• EXERCISE DESCRIPTION:
Only the pictures are dropped. Restate each line below word for word.

• PROVIDED INFORMATION:
○ ○ ○ ○ ○ ○ ○

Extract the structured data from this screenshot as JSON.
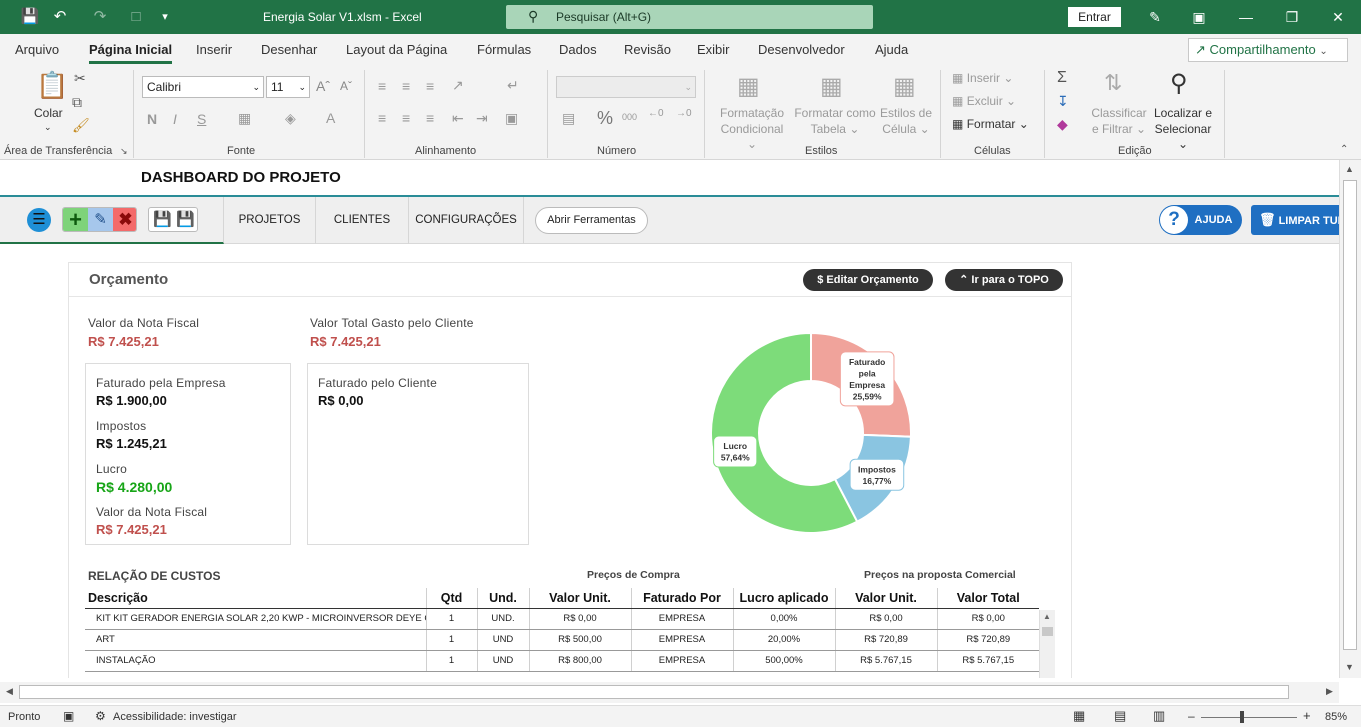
{
  "titlebar": {
    "title": "Energia Solar V1.xlsm  -  Excel",
    "search_placeholder": "Pesquisar (Alt+G)",
    "signin_label": "Entrar"
  },
  "menu": {
    "tabs": [
      "Arquivo",
      "Página Inicial",
      "Inserir",
      "Desenhar",
      "Layout da Página",
      "Fórmulas",
      "Dados",
      "Revisão",
      "Exibir",
      "Desenvolvedor",
      "Ajuda"
    ],
    "active_tab": "Página Inicial",
    "share_label": "Compartilhamento"
  },
  "ribbon": {
    "clipboard": {
      "paste_label": "Colar",
      "group_label": "Área de Transferência"
    },
    "font": {
      "font_name": "Calibri",
      "font_size": "11",
      "group_label": "Fonte"
    },
    "alignment": {
      "group_label": "Alinhamento"
    },
    "number": {
      "group_label": "Número"
    },
    "styles": {
      "conditional_line1": "Formatação",
      "conditional_line2": "Condicional",
      "format_table_line1": "Formatar como",
      "format_table_line2": "Tabela",
      "cell_styles_line1": "Estilos de",
      "cell_styles_line2": "Célula",
      "group_label": "Estilos"
    },
    "cells": {
      "insert_label": "Inserir",
      "delete_label": "Excluir",
      "format_label": "Formatar",
      "group_label": "Células"
    },
    "editing": {
      "sort_line1": "Classificar",
      "sort_line2": "e Filtrar",
      "find_line1": "Localizar e",
      "find_line2": "Selecionar",
      "group_label": "Edição"
    }
  },
  "dashboard": {
    "title": "DASHBOARD DO PROJETO",
    "nav": {
      "projects": "PROJETOS",
      "clients": "CLIENTES",
      "settings": "CONFIGURAÇÕES",
      "open_tools": "Abrir Ferramentas",
      "help": "AJUDA",
      "clear": "LIMPAR TUDO"
    },
    "budget": {
      "heading": "Orçamento",
      "edit_button": "$ Editar Orçamento",
      "top_button": "Ir para o TOPO",
      "invoice_label": "Valor da Nota Fiscal",
      "invoice_value": "R$ 7.425,21",
      "client_total_label": "Valor Total Gasto pelo Cliente",
      "client_total_value": "R$ 7.425,21",
      "company_billed_label": "Faturado pela Empresa",
      "company_billed_value": "R$ 1.900,00",
      "taxes_label": "Impostos",
      "taxes_value": "R$ 1.245,21",
      "profit_label": "Lucro",
      "profit_value": "R$ 4.280,00",
      "invoice2_label": "Valor da Nota Fiscal",
      "invoice2_value": "R$ 7.425,21",
      "client_billed_label": "Faturado pelo Cliente",
      "client_billed_value": "R$ 0,00"
    },
    "costs": {
      "heading": "RELAÇÃO DE CUSTOS",
      "purchase_prices": "Preços de Compra",
      "proposal_prices": "Preços na proposta Comercial",
      "columns": [
        "Descrição",
        "Qtd",
        "Und.",
        "Valor Unit.",
        "Faturado Por",
        "Lucro aplicado",
        "Valor Unit.",
        "Valor Total"
      ],
      "rows": [
        [
          "KIT KIT GERADOR ENERGIA SOLAR 2,20 KWP - MICROINVERSOR DEYE C/ WI",
          "1",
          "UND.",
          "R$ 0,00",
          "EMPRESA",
          "0,00%",
          "R$ 0,00",
          "R$ 0,00"
        ],
        [
          "ART",
          "1",
          "UND",
          "R$ 500,00",
          "EMPRESA",
          "20,00%",
          "R$ 720,89",
          "R$ 720,89"
        ],
        [
          "INSTALAÇÃO",
          "1",
          "UND",
          "R$ 800,00",
          "EMPRESA",
          "500,00%",
          "R$ 5.767,15",
          "R$ 5.767,15"
        ]
      ]
    }
  },
  "chart_data": {
    "type": "pie",
    "donut": true,
    "title": "",
    "slices": [
      {
        "label": "Faturado pela Empresa",
        "value": 25.59,
        "display": "25,59%",
        "color": "#f0a39b"
      },
      {
        "label": "Impostos",
        "value": 16.77,
        "display": "16,77%",
        "color": "#8ac5e1"
      },
      {
        "label": "Lucro",
        "value": 57.64,
        "display": "57,64%",
        "color": "#7ddc7a"
      }
    ]
  },
  "status": {
    "ready": "Pronto",
    "accessibility": "Acessibilidade: investigar",
    "zoom": "85%"
  }
}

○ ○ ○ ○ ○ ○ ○

• EXERCISE ANSWER:
Extract the structured data from this screenshot as JSON.
{
  "titlebar": {
    "title": "Energia Solar V1.xlsm  -  Excel",
    "search_placeholder": "Pesquisar (Alt+G)",
    "signin_label": "Entrar"
  },
  "menu": {
    "tabs": [
      "Arquivo",
      "Página Inicial",
      "Inserir",
      "Desenhar",
      "Layout da Página",
      "Fórmulas",
      "Dados",
      "Revisão",
      "Exibir",
      "Desenvolvedor",
      "Ajuda"
    ],
    "active_tab": "Página Inicial",
    "share_label": "Compartilhamento"
  },
  "ribbon": {
    "clipboard": {
      "paste_label": "Colar",
      "group_label": "Área de Transferência"
    },
    "font": {
      "font_name": "Calibri",
      "font_size": "11",
      "group_label": "Fonte"
    },
    "alignment": {
      "group_label": "Alinhamento"
    },
    "number": {
      "group_label": "Número"
    },
    "styles": {
      "conditional_line1": "Formatação",
      "conditional_line2": "Condicional",
      "format_table_line1": "Formatar como",
      "format_table_line2": "Tabela",
      "cell_styles_line1": "Estilos de",
      "cell_styles_line2": "Célula",
      "group_label": "Estilos"
    },
    "cells": {
      "insert_label": "Inserir",
      "delete_label": "Excluir",
      "format_label": "Formatar",
      "group_label": "Células"
    },
    "editing": {
      "sort_line1": "Classificar",
      "sort_line2": "e Filtrar",
      "find_line1": "Localizar e",
      "find_line2": "Selecionar",
      "group_label": "Edição"
    }
  },
  "dashboard": {
    "title": "DASHBOARD DO PROJETO",
    "nav": {
      "projects": "PROJETOS",
      "clients": "CLIENTES",
      "settings": "CONFIGURAÇÕES",
      "open_tools": "Abrir Ferramentas",
      "help": "AJUDA",
      "clear": "LIMPAR TUDO"
    },
    "budget": {
      "heading": "Orçamento",
      "edit_button": "$ Editar Orçamento",
      "top_button": "Ir para o TOPO",
      "invoice_label": "Valor da Nota Fiscal",
      "invoice_value": "R$ 7.425,21",
      "client_total_label": "Valor Total Gasto pelo Cliente",
      "client_total_value": "R$ 7.425,21",
      "company_billed_label": "Faturado pela Empresa",
      "company_billed_value": "R$ 1.900,00",
      "taxes_label": "Impostos",
      "taxes_value": "R$ 1.245,21",
      "profit_label": "Lucro",
      "profit_value": "R$ 4.280,00",
      "invoice2_label": "Valor da Nota Fiscal",
      "invoice2_value": "R$ 7.425,21",
      "client_billed_label": "Faturado pelo Cliente",
      "client_billed_value": "R$ 0,00"
    },
    "costs": {
      "heading": "RELAÇÃO DE CUSTOS",
      "purchase_prices": "Preços de Compra",
      "proposal_prices": "Preços na proposta Comercial",
      "columns": [
        "Descrição",
        "Qtd",
        "Und.",
        "Valor Unit.",
        "Faturado Por",
        "Lucro aplicado",
        "Valor Unit.",
        "Valor Total"
      ],
      "rows": [
        [
          "KIT KIT GERADOR ENERGIA SOLAR 2,20 KWP - MICROINVERSOR DEYE C/ WI",
          "1",
          "UND.",
          "R$ 0,00",
          "EMPRESA",
          "0,00%",
          "R$ 0,00",
          "R$ 0,00"
        ],
        [
          "ART",
          "1",
          "UND",
          "R$ 500,00",
          "EMPRESA",
          "20,00%",
          "R$ 720,89",
          "R$ 720,89"
        ],
        [
          "INSTALAÇÃO",
          "1",
          "UND",
          "R$ 800,00",
          "EMPRESA",
          "500,00%",
          "R$ 5.767,15",
          "R$ 5.767,15"
        ]
      ]
    }
  },
  "chart_data": {
    "type": "pie",
    "donut": true,
    "title": "",
    "slices": [
      {
        "label": "Faturado pela Empresa",
        "value": 25.59,
        "display": "25,59%",
        "color": "#f0a39b"
      },
      {
        "label": "Impostos",
        "value": 16.77,
        "display": "16,77%",
        "color": "#8ac5e1"
      },
      {
        "label": "Lucro",
        "value": 57.64,
        "display": "57,64%",
        "color": "#7ddc7a"
      }
    ]
  },
  "status": {
    "ready": "Pronto",
    "accessibility": "Acessibilidade: investigar",
    "zoom": "85%"
  }
}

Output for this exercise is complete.